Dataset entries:
=== Begin Enclosure ===
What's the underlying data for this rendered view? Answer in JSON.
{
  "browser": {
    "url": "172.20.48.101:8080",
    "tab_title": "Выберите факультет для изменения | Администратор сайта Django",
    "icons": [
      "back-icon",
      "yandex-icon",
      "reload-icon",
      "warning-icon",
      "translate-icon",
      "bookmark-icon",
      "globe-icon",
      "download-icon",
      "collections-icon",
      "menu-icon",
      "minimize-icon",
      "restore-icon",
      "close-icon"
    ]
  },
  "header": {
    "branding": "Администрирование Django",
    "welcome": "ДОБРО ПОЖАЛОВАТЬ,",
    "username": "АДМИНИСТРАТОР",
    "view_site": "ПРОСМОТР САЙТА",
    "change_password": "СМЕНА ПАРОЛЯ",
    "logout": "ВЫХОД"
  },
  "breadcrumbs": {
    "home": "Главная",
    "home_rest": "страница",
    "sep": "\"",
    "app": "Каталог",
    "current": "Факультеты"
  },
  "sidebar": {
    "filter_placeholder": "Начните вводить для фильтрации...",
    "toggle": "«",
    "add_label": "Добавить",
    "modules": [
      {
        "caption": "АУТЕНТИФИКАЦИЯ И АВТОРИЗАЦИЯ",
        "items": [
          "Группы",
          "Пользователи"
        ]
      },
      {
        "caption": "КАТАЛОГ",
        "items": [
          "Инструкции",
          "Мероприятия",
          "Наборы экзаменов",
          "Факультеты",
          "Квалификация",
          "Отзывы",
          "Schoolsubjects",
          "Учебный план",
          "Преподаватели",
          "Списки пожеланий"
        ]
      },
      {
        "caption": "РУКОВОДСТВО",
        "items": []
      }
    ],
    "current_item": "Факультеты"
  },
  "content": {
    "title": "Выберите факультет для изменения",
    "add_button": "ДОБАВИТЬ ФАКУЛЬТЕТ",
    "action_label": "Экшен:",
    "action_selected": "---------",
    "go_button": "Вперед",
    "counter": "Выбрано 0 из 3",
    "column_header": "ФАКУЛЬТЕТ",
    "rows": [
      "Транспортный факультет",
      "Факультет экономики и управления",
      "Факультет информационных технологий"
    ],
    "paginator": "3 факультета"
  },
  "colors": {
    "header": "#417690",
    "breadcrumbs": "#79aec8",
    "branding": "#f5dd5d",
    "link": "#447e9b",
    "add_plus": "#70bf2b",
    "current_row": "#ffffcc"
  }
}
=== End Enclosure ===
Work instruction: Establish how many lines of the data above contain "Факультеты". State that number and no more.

Solution for this problem: 3